(Data entries)
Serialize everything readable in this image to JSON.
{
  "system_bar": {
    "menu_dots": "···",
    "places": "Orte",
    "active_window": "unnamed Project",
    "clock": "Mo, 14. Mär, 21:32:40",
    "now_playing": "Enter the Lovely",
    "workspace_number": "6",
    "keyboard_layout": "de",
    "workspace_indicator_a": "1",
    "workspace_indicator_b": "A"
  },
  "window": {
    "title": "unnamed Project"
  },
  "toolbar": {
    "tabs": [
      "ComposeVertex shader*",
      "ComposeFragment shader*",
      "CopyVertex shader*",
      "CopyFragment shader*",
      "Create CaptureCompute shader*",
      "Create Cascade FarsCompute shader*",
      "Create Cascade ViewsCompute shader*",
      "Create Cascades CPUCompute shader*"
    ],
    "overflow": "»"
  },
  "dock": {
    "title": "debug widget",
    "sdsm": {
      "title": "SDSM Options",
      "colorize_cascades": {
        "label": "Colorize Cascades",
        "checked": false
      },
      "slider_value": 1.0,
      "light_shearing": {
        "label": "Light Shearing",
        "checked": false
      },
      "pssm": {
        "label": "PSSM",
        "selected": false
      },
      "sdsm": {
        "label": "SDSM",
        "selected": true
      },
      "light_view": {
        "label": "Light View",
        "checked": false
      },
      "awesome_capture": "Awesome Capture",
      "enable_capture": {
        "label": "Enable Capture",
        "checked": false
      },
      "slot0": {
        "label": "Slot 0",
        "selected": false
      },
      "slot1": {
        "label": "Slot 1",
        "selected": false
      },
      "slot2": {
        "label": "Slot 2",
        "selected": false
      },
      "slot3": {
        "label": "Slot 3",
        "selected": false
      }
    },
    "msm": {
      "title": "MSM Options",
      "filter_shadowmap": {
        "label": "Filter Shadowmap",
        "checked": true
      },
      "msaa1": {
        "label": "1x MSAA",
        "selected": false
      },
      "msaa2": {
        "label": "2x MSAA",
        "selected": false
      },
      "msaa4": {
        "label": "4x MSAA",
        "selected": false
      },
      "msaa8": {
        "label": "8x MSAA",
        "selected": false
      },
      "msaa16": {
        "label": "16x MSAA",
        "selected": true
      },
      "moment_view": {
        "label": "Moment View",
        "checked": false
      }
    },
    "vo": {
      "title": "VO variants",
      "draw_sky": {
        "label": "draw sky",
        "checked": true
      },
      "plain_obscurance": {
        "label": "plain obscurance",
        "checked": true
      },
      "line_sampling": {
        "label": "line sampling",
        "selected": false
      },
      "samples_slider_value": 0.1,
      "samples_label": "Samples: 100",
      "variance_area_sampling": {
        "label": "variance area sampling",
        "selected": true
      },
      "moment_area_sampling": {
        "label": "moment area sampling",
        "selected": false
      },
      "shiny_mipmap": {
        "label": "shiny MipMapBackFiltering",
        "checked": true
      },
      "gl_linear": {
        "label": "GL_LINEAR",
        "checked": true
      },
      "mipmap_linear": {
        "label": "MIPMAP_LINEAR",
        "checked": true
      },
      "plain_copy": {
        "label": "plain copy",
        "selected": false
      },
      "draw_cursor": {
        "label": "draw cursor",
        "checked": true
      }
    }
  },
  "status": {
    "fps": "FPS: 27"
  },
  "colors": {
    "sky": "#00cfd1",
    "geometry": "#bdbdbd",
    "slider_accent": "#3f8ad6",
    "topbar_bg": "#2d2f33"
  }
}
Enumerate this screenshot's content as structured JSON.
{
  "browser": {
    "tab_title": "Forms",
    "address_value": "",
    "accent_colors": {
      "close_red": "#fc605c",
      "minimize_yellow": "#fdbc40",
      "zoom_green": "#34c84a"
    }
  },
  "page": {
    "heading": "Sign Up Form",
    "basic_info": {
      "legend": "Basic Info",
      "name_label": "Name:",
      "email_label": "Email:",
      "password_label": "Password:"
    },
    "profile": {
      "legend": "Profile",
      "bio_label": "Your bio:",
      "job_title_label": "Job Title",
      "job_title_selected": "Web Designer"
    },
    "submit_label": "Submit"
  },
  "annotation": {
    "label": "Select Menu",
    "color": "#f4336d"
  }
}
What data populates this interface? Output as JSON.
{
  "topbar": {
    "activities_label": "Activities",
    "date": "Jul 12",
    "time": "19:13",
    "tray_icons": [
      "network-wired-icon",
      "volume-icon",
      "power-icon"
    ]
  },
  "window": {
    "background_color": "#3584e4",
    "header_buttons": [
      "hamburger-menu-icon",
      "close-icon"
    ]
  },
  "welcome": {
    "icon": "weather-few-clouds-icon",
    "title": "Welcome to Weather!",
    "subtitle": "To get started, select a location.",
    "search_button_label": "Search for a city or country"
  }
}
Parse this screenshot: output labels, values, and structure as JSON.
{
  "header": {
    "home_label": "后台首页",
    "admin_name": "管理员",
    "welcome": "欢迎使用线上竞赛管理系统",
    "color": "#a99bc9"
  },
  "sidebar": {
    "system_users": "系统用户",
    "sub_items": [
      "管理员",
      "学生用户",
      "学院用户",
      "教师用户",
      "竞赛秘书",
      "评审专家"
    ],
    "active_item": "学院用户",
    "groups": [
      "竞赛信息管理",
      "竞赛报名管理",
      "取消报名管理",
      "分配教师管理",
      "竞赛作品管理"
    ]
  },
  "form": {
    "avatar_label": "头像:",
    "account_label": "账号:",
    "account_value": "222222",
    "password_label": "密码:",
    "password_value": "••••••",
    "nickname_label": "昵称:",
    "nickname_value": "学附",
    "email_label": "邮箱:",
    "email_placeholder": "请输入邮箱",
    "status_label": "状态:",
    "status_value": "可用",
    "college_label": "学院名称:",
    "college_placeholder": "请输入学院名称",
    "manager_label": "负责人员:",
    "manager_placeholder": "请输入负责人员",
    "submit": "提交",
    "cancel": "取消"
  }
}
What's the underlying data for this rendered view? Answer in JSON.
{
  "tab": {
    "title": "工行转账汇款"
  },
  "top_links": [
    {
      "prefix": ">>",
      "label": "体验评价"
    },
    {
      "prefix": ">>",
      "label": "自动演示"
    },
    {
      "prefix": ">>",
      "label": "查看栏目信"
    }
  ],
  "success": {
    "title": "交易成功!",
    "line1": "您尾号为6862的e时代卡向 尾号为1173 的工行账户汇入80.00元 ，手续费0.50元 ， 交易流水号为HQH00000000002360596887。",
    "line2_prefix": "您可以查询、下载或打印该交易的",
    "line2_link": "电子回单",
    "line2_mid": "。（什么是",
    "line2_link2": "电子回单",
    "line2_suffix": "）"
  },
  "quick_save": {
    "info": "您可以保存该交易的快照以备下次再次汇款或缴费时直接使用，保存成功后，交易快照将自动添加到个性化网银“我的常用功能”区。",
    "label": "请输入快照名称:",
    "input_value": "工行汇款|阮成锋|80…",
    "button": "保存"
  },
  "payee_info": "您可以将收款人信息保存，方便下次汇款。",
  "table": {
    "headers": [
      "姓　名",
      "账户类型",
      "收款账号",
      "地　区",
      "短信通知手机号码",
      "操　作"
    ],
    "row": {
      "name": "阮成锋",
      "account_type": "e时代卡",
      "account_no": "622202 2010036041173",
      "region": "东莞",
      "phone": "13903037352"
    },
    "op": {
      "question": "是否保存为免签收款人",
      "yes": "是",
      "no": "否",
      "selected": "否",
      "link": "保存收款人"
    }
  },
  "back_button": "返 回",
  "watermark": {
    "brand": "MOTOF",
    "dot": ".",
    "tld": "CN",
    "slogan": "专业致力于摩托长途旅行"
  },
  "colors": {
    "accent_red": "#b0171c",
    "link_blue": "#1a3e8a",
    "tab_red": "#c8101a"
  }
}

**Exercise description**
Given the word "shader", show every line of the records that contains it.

**Exercise answer**
      "ComposeVertex shader*",
      "ComposeFragment shader*",
      "CopyVertex shader*",
      "CopyFragment shader*",
      "Create CaptureCompute shader*",
      "Create Cascade FarsCompute shader*",
      "Create Cascade ViewsCompute shader*",
      "Create Cascades CPUCompute shader*"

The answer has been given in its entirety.